In a recent blog I mentioned the new Hellfire weighted shads that are about to be added to the expanding Shakespeare range of lures. Just to illustrate why I’m so excited about these lures, I was recently in Iceland and chose to use the Hellfire shads to target shore cod and coalfish and enjoyed incredible sport.
I was fishing Grimsey Island which lies some 30 miles off the north coast of Iceland with the Arctic Circle line cutting across the island on its northern end. It’s remote only with around 100 inhabitants, but with a rugged beauty and with extensive bird life, whales, and amazing stocks of fish in its bountiful surrounding sea.
The mark chosen to fish was the pier where the working boats unload their catches. Having fished the mark the day before with beachcasters I’d learnt that the ground straight out was fairly clear, but with little patches of rougher ground. The depth was about 20-feet close in dropping in to 30-feet about 50-yards out. There was no real tide run to consider, just a slight outward flowing current as the tide ebbed. It was a clear, warm and sunny day, and the water clarity gin clear.
I set up with the new Shakespeare Agility Bass Plugger rod rated 10 to 40g and matched it to a Penn Sargus 4000 sized fixed spool reel loaded with 20lb braid and short 9-foot shock leader of 20lb Fluorocarbon line.
I tied one of the smaller 10cm weighted shads in a blue colour direct to the Fluorocarbon and flicked the little fish out, allowing it to sink until I felt it touch bottom. Using a slow but steady retrieve, with the occasional pause to let the shad sink again, I brought the shad back towards shore. It had only travelled 20-yards when the rod tip shuddered and pulled over to a taking fish. On the light gear it fought hard and when landed was quickly unhooked and returned. A cod about 4lbs!
Over the next few casts I caught several more cod to 5lbs, then switched to a clear version of the 10cm shad and continued catching.
I knew there were bigger cod out there, so eventually changed the size of the shad for the bigger 14cm version, this in a clear colour with a yellow tinge to it. Being heavier, this cast further, and again I let it sink until I felt it touch the seabed. I had literally only just started to retrieve the lure when the rod hammered over and a fish dragged line off the reel.
This fish stayed deep, head thumping, and taking off at angles dragging a few yards of line with it. It stayed deep until it came close in, the rod pressure then forced it up higher in the water column. It turned its head and bored back for the seabed. More pressure brought the fish back and as it broke the surface it looked to be about 8lbs, maybe more, and needed to be netted, before a quick photo and release.

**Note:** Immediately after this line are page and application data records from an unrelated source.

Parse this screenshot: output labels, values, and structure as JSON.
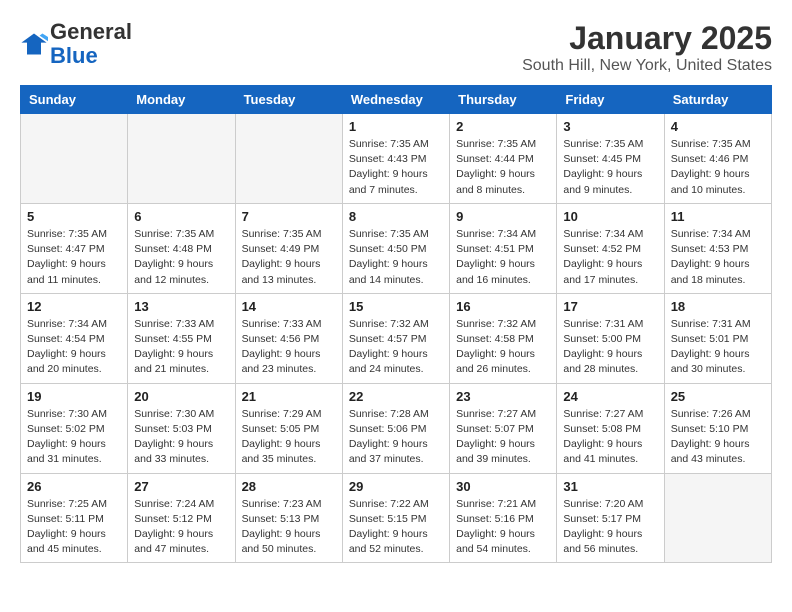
{
  "logo": {
    "general": "General",
    "blue": "Blue"
  },
  "title": "January 2025",
  "subtitle": "South Hill, New York, United States",
  "headers": [
    "Sunday",
    "Monday",
    "Tuesday",
    "Wednesday",
    "Thursday",
    "Friday",
    "Saturday"
  ],
  "weeks": [
    [
      {
        "num": "",
        "info": ""
      },
      {
        "num": "",
        "info": ""
      },
      {
        "num": "",
        "info": ""
      },
      {
        "num": "1",
        "info": "Sunrise: 7:35 AM\nSunset: 4:43 PM\nDaylight: 9 hours\nand 7 minutes."
      },
      {
        "num": "2",
        "info": "Sunrise: 7:35 AM\nSunset: 4:44 PM\nDaylight: 9 hours\nand 8 minutes."
      },
      {
        "num": "3",
        "info": "Sunrise: 7:35 AM\nSunset: 4:45 PM\nDaylight: 9 hours\nand 9 minutes."
      },
      {
        "num": "4",
        "info": "Sunrise: 7:35 AM\nSunset: 4:46 PM\nDaylight: 9 hours\nand 10 minutes."
      }
    ],
    [
      {
        "num": "5",
        "info": "Sunrise: 7:35 AM\nSunset: 4:47 PM\nDaylight: 9 hours\nand 11 minutes."
      },
      {
        "num": "6",
        "info": "Sunrise: 7:35 AM\nSunset: 4:48 PM\nDaylight: 9 hours\nand 12 minutes."
      },
      {
        "num": "7",
        "info": "Sunrise: 7:35 AM\nSunset: 4:49 PM\nDaylight: 9 hours\nand 13 minutes."
      },
      {
        "num": "8",
        "info": "Sunrise: 7:35 AM\nSunset: 4:50 PM\nDaylight: 9 hours\nand 14 minutes."
      },
      {
        "num": "9",
        "info": "Sunrise: 7:34 AM\nSunset: 4:51 PM\nDaylight: 9 hours\nand 16 minutes."
      },
      {
        "num": "10",
        "info": "Sunrise: 7:34 AM\nSunset: 4:52 PM\nDaylight: 9 hours\nand 17 minutes."
      },
      {
        "num": "11",
        "info": "Sunrise: 7:34 AM\nSunset: 4:53 PM\nDaylight: 9 hours\nand 18 minutes."
      }
    ],
    [
      {
        "num": "12",
        "info": "Sunrise: 7:34 AM\nSunset: 4:54 PM\nDaylight: 9 hours\nand 20 minutes."
      },
      {
        "num": "13",
        "info": "Sunrise: 7:33 AM\nSunset: 4:55 PM\nDaylight: 9 hours\nand 21 minutes."
      },
      {
        "num": "14",
        "info": "Sunrise: 7:33 AM\nSunset: 4:56 PM\nDaylight: 9 hours\nand 23 minutes."
      },
      {
        "num": "15",
        "info": "Sunrise: 7:32 AM\nSunset: 4:57 PM\nDaylight: 9 hours\nand 24 minutes."
      },
      {
        "num": "16",
        "info": "Sunrise: 7:32 AM\nSunset: 4:58 PM\nDaylight: 9 hours\nand 26 minutes."
      },
      {
        "num": "17",
        "info": "Sunrise: 7:31 AM\nSunset: 5:00 PM\nDaylight: 9 hours\nand 28 minutes."
      },
      {
        "num": "18",
        "info": "Sunrise: 7:31 AM\nSunset: 5:01 PM\nDaylight: 9 hours\nand 30 minutes."
      }
    ],
    [
      {
        "num": "19",
        "info": "Sunrise: 7:30 AM\nSunset: 5:02 PM\nDaylight: 9 hours\nand 31 minutes."
      },
      {
        "num": "20",
        "info": "Sunrise: 7:30 AM\nSunset: 5:03 PM\nDaylight: 9 hours\nand 33 minutes."
      },
      {
        "num": "21",
        "info": "Sunrise: 7:29 AM\nSunset: 5:05 PM\nDaylight: 9 hours\nand 35 minutes."
      },
      {
        "num": "22",
        "info": "Sunrise: 7:28 AM\nSunset: 5:06 PM\nDaylight: 9 hours\nand 37 minutes."
      },
      {
        "num": "23",
        "info": "Sunrise: 7:27 AM\nSunset: 5:07 PM\nDaylight: 9 hours\nand 39 minutes."
      },
      {
        "num": "24",
        "info": "Sunrise: 7:27 AM\nSunset: 5:08 PM\nDaylight: 9 hours\nand 41 minutes."
      },
      {
        "num": "25",
        "info": "Sunrise: 7:26 AM\nSunset: 5:10 PM\nDaylight: 9 hours\nand 43 minutes."
      }
    ],
    [
      {
        "num": "26",
        "info": "Sunrise: 7:25 AM\nSunset: 5:11 PM\nDaylight: 9 hours\nand 45 minutes."
      },
      {
        "num": "27",
        "info": "Sunrise: 7:24 AM\nSunset: 5:12 PM\nDaylight: 9 hours\nand 47 minutes."
      },
      {
        "num": "28",
        "info": "Sunrise: 7:23 AM\nSunset: 5:13 PM\nDaylight: 9 hours\nand 50 minutes."
      },
      {
        "num": "29",
        "info": "Sunrise: 7:22 AM\nSunset: 5:15 PM\nDaylight: 9 hours\nand 52 minutes."
      },
      {
        "num": "30",
        "info": "Sunrise: 7:21 AM\nSunset: 5:16 PM\nDaylight: 9 hours\nand 54 minutes."
      },
      {
        "num": "31",
        "info": "Sunrise: 7:20 AM\nSunset: 5:17 PM\nDaylight: 9 hours\nand 56 minutes."
      },
      {
        "num": "",
        "info": ""
      }
    ]
  ]
}
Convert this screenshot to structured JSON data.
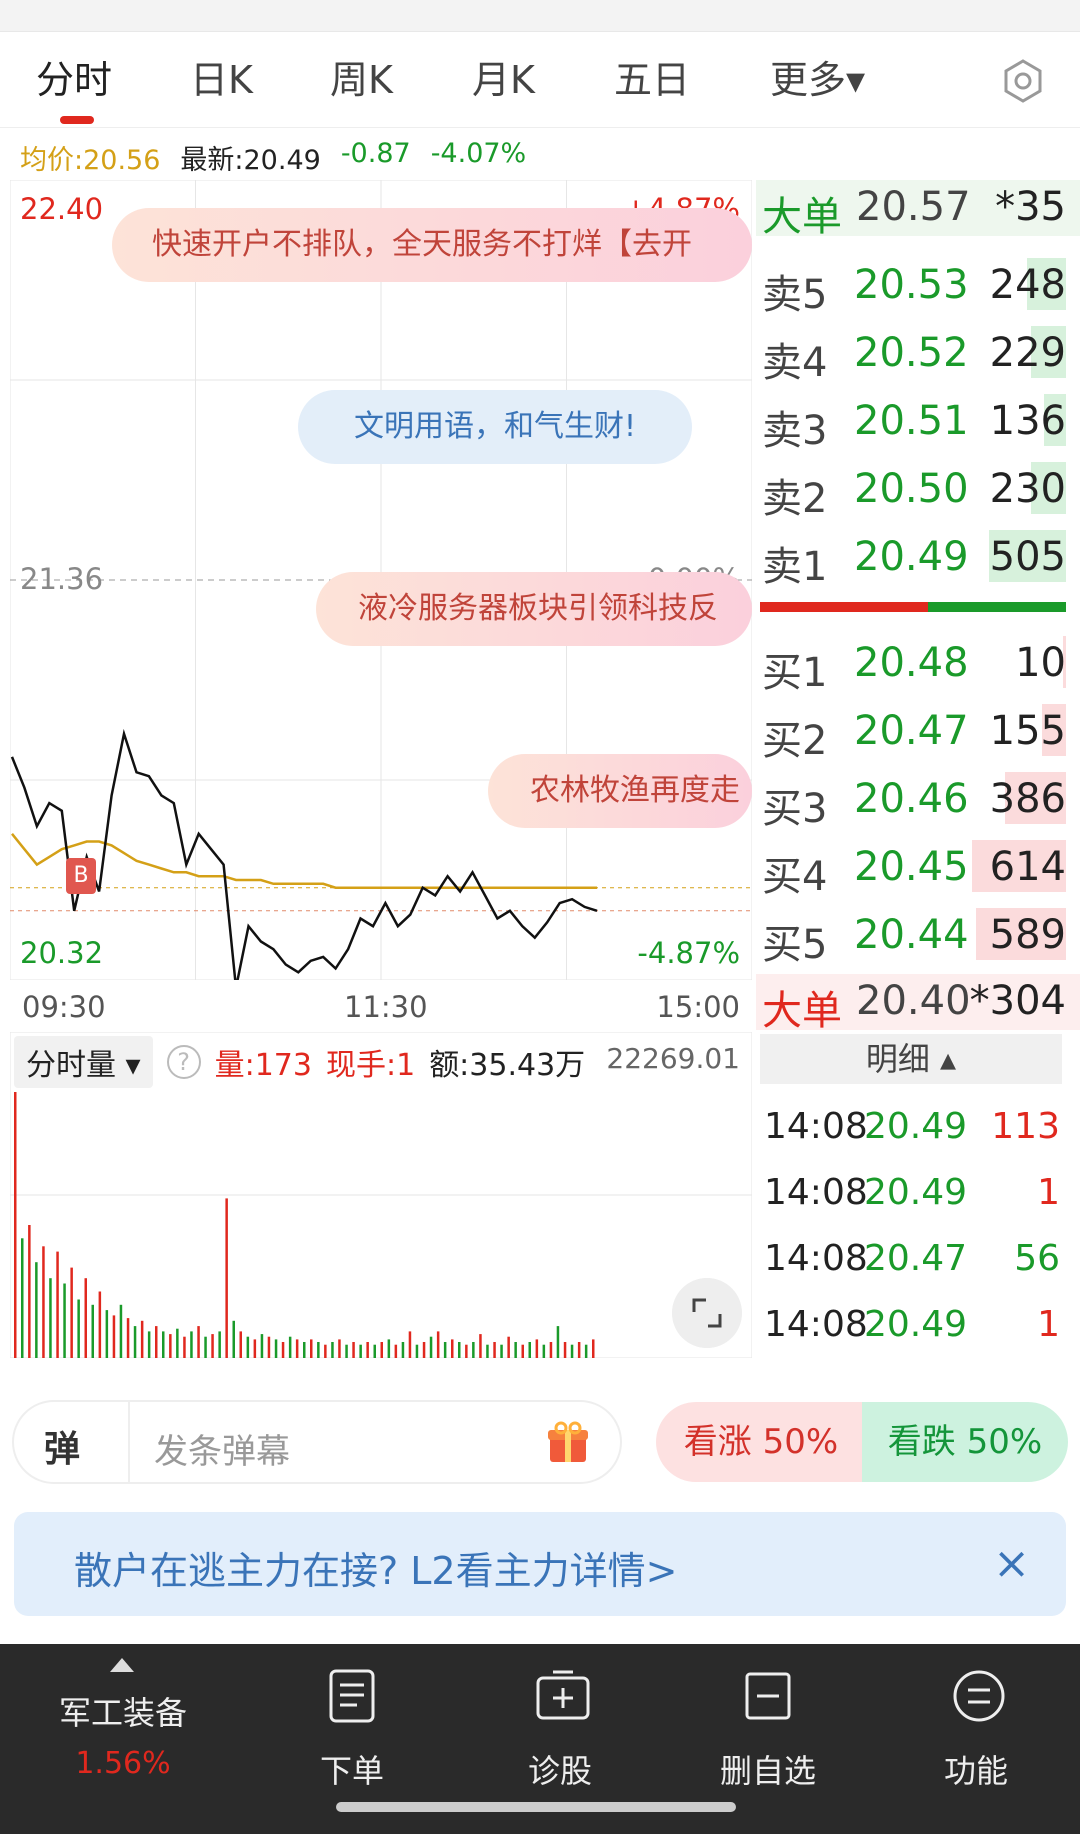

This was the pattern of the fishing session. Cod after cod, and I don’t honestly remember having many casts when a fish did not hit the shads. In the three hours I fished with lures I must have had in excess of 30 cod, most between 4 and a little over 8lbs. But it was interesting that virtually all the bigger fish over 5lbs took the larger 14cm version. Also some of the cod took the lure as it was descending to the seabed, literally chasing it down.
Up until now, I’d only worked the lure close to the seabed. This time I only let the lure sink briefly before beginning a steady retrieve, sometimes retrieving, pause, retrieve, pause, in a sink and swim motion.
Again, first cast, the rod tip powered over and a sizeable fish stripped line off the reel. I instantly knew this was a coalfish. It ran, sulked, ran again, then bored for the seabed. It needed the net and weighed a little over 5lbs. The majority of coalies over the next few casts were from 3lbs to 5lbs, but it was a fish a cast.
Working the shad only a few feet down, and sink and draw, it suddenly stopped. Just for a split second my mind was unsure, then the coalie powered off on a searing run taking maybe 15-yards of line, briefly thumped the rod tip, then dragged another 10-yards of line off. This was a much bigger fish and fought hard, really working the Plugger rod. It came up and broke the surface, it was bigger than anything I’d had previously and when weighed bounced the scales down to 7lb 10ozs. A good shore coalie, even by Icelandic standards!
What was no real surprise was that the same 14cm lure caught the majority of the bigger fish, cod and coalies, yet looked none the worse for wear. The Hellfire Shads have been tested to a pull on the tail of 1kg, meaning fish are highly unlikely to nip the tails off, as can occur with some other lures. Also the material mix they are made from is ultra-tough and after all those fish I could barely see a mark on the shad, and Icelandic cod have bigger teeth than cod found off the UK coast due to their almost total predatory nature.
What makes these shads so effective is that they have a flattened belly that helps keep the lure upright but with a slight wobble when retrieved slowly, but also a large tail that really puts some movement and vibration in to the water. Also the material though tough, is soft to the touch and feels natural to the fish the instant it sucks in the lure. The hook is positioned on the top of the back, so it limits the chance of snagging too. They also cast well, even in to a head wind.
They certainly proved their worth on Icelandic cod and coalies, but my next quest with the Hellfire shads is to try and get a big autumnal bass out in my home waters of North Wales. I’ll keep you posted!